Bitumen vs Asphalt Guide
When most people think of asphalt they are thinking of the stuff that lines the walkways, driveways, and other paved surfaces in and around their homes and businesses. What many people don’t realize, however, is that there are other options when it comes to paving your driveway and the like. In fact, when you’re thinking about how much is asphalt paving, you may not be thinking about asphalt at all. In fact, the two main types of paving materials are bitumen and concrete.
How is Asphalt Made?
Asphalt is generally made in a factory that melts, drys, and mixes sand, aggregate, bitumen, and cement to create a thin, sturdy composite mixture. Once it’s made, it is applied via a specially designed paving machine on-site in a designated or necessary thickness, based on the intended use.
In some cases, asphalt can be mixed from two-inch layers, but most commonly it is built up from four to eight inches of material.
In addition to being flexible and easy to install, asphalt is non-combustible, which makes it a popular choice for use in commercial and residential areas alike. However, one of its drawbacks is that it contains petroleum, which means that if it should leak or get punctured by road debris or other substances, the oil can easily seep into the concrete and create a hazardous pool of liquid.
This is one of the reasons why bitumen or asphalt is sometimes considered since the two materials have different benefits and drawbacks.
What is Bitumen paving advantage?
The primary advantage of using bitumen-sealed road construction materials over asphalt is that they require less maintenance. Because asphalt is comprised mostly of natural asphalt particles, you don’t need to have them replaced as often as you do with concrete, asphalt, or stone aggregates.
In addition, asphalt’s water-resistant properties keep it from drying out too much after it has been exposed to the elements, especially when it becomes wet. If the roads you build are in an area where it gets very cold during the winter, this will help to keep the concrete and asphalt from cracking under the harsh temperatures.
What are some paving disadvantages?
A disadvantage of using tarmac in the construction of commercial and/or residential properties is that it is much more difficult to control its physical property. Since it consists primarily of loosely packed, loosely-shaped materials (asphalt), it can be easily misaligned, cracked, and punctured by sharp objects that may be driven through it.

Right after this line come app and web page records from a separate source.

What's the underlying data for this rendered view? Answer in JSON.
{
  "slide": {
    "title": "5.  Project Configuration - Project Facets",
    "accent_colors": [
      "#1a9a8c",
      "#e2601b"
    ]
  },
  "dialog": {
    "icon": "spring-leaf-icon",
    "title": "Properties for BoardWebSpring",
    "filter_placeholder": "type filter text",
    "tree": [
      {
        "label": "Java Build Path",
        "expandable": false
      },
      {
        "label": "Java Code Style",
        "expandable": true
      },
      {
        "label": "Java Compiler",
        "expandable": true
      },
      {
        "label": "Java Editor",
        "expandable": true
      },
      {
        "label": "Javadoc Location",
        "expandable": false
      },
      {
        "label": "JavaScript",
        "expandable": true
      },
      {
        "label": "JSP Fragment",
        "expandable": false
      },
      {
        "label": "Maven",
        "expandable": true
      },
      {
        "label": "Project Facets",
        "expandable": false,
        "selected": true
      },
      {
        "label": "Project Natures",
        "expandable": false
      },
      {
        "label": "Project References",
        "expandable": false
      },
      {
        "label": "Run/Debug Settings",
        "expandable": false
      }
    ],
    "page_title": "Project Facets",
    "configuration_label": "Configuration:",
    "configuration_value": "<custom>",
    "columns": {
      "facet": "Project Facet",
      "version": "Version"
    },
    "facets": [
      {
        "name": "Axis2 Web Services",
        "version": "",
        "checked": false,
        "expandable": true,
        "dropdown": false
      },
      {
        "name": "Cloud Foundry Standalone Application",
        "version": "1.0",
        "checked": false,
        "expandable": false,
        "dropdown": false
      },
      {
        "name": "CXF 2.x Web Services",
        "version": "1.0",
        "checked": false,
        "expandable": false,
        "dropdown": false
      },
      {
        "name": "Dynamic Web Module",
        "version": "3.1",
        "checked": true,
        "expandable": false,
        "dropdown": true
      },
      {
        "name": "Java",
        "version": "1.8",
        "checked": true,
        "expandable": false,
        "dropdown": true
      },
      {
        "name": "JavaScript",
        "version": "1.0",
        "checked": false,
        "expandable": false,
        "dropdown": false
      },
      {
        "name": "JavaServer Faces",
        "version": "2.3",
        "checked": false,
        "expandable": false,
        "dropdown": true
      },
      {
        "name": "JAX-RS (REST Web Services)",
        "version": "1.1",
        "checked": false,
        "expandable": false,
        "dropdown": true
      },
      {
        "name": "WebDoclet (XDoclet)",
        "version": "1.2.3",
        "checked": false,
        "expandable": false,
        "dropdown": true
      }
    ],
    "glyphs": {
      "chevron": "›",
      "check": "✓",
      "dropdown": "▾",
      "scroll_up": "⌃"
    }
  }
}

However, this is usually not a major issue, since asphalt tends to bond tightly to tarmac and will prevent damage by road debris, automobile tires, or other items.

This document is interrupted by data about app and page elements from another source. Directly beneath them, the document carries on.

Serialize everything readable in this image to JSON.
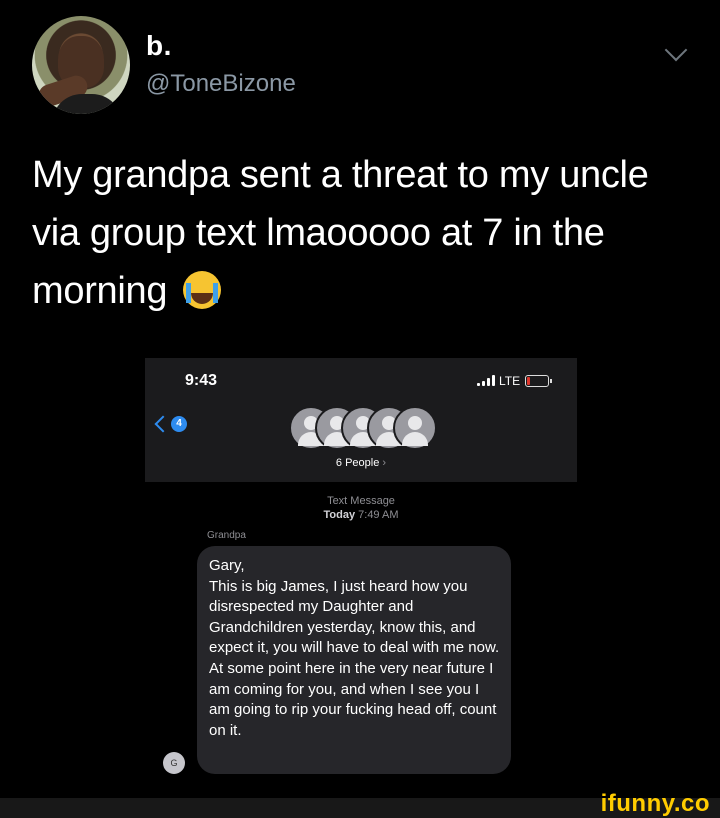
{
  "tweet": {
    "display_name": "b.",
    "handle": "@ToneBizone",
    "text_lines": [
      "My grandpa sent a threat to my uncle",
      "via group text lmaooooo at 7 in the",
      "morning"
    ],
    "emoji_name": "loudly-crying-face"
  },
  "screenshot": {
    "time": "9:43",
    "network": "LTE",
    "back_count": "4",
    "group_label": "6 People",
    "meta_type": "Text Message",
    "meta_day": "Today",
    "meta_time": "7:49 AM",
    "sender": "Grandpa",
    "avatar_initial": "G",
    "message": "Gary,\nThis is big James, I just heard how you disrespected my Daughter and Grandchildren yesterday, know this, and expect it, you will have to deal with me now. At some point here in the very near future I am coming for you, and when I see you I am going to rip your fucking head off, count on it."
  },
  "watermark": "ifunny.co",
  "colors": {
    "background": "#000000",
    "handle_gray": "#8b98a5",
    "imessage_blue": "#2e8cf0",
    "bubble_gray": "#26262a",
    "watermark_yellow": "#ffcc00"
  }
}
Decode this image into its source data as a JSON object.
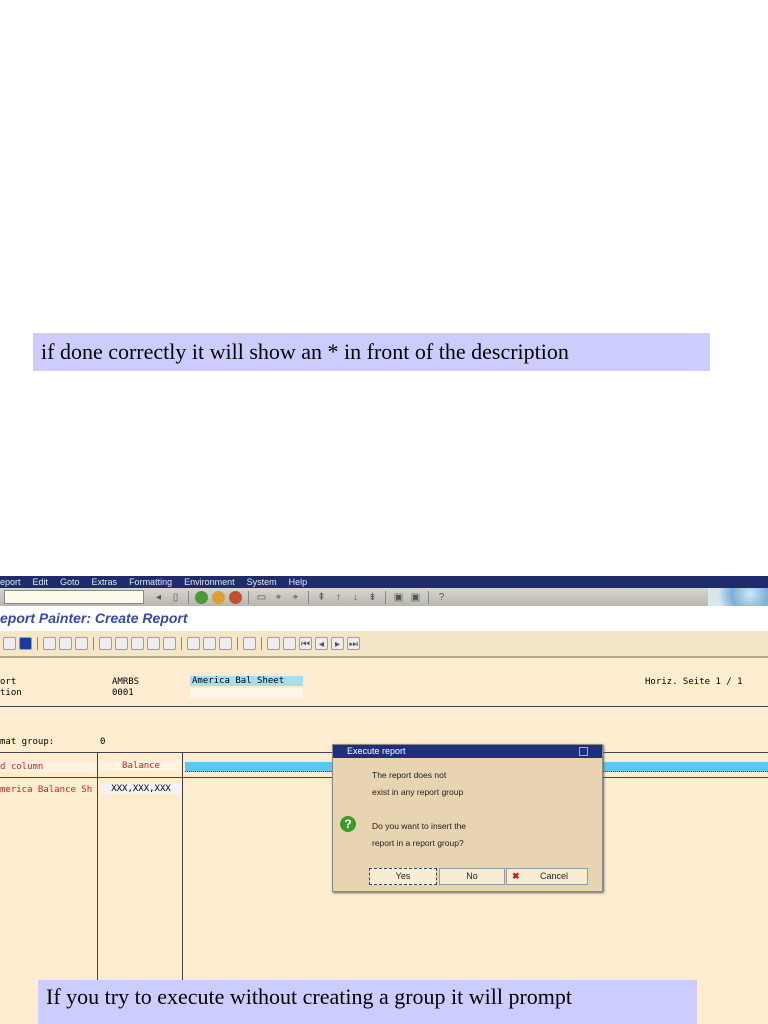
{
  "notes": {
    "top": "if done correctly it will show an * in front of the description",
    "bottom": "If you try to execute without creating a group it will prompt"
  },
  "menu": [
    "eport",
    "Edit",
    "Goto",
    "Extras",
    "Formatting",
    "Environment",
    "System",
    "Help"
  ],
  "title": "eport Painter: Create Report",
  "header": {
    "label1": "ort",
    "value1": "AMRBS",
    "desc": "America Bal Sheet",
    "label2": "tion",
    "value2": "0001",
    "page_info": "Horiz. Seite  1  /  1"
  },
  "format": {
    "label": "mat group:",
    "value": "0"
  },
  "grid": {
    "col_header": "d column",
    "balance": "Balance",
    "row_label": "merica Balance Sh",
    "row_value": "XXX,XXX,XXX"
  },
  "dialog": {
    "title": "Execute report",
    "line1": "The report does not",
    "line2": "exist in any report group",
    "line3": "Do you want to insert the",
    "line4": "report in a report group?",
    "yes": "Yes",
    "no": "No",
    "cancel": "Cancel"
  }
}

Which materials can be mixed with a fine aggregate?
Concrete and bitumen can both be mixed with a fine aggregate, such as gravel or sand (also called medium-density bitumen or mastic). When these two materials are combined, they form a sort of thin consistency material known as slab or base material.
This is the basic material you often see on roads in most cities since most roads are constructed with base materials that consist primarily of bitumen.
What is the main difference between Bitumen vs Asphalt?
When you are comparing bitumen vs asphalt, one of the main differences you’ll notice is the amount of water-resistance the product has.
Since asphalt is composed mostly of petroleum, it naturally contains a higher amount of oil-water molecules. Because petroleum liquids are dense and have a large surface area, they typically won’t mix with any other fluids. The amount of water-resistance the product has come from the fine aggregate that the product is made from – the fine aggregate is what makes up the top layer of the bitumen.
By creating a thicker product than petroleum-based products, asphalt engineers can create a thinner skin over the bitumen, which will cause it to have less water-resistance and therefore make the material easier to use.
The reason asphalt is such a great material to use for roads is that asphalt is also made up of a binder. Binder refers to the material, made up primarily of talc, that holds the various particles of asphalt together. Binder can sometimes be more brittle than the mixture of bitumen itself, so it is often added to asphalt during the manufacturing process in order to help ensure the strength of the finished product.
When you compare bitumen vs asphalt, you’ll find that the amount of binder used to create the product is very small, making asphalt a superior material to use for roads. In addition, because the binder acts as an additional layer of protection, asphalt is actually stronger than pure bitumen after many years of heavy use.
While both materials are primarily composed of a fine aggregate material (along with some amounts of water), asphalt has a slightly higher concentration of hydrostatic charge, which means that as the traffic passes over it, the amount of water-moving charge goes up.
This increase in the amount of hydrostatic potential energy causes the bitumen to expand and harden. When bitumen expands, it becomes what is known as “thick”. Asphalt, because it is not composed primarily of bitumen, does not have this problem.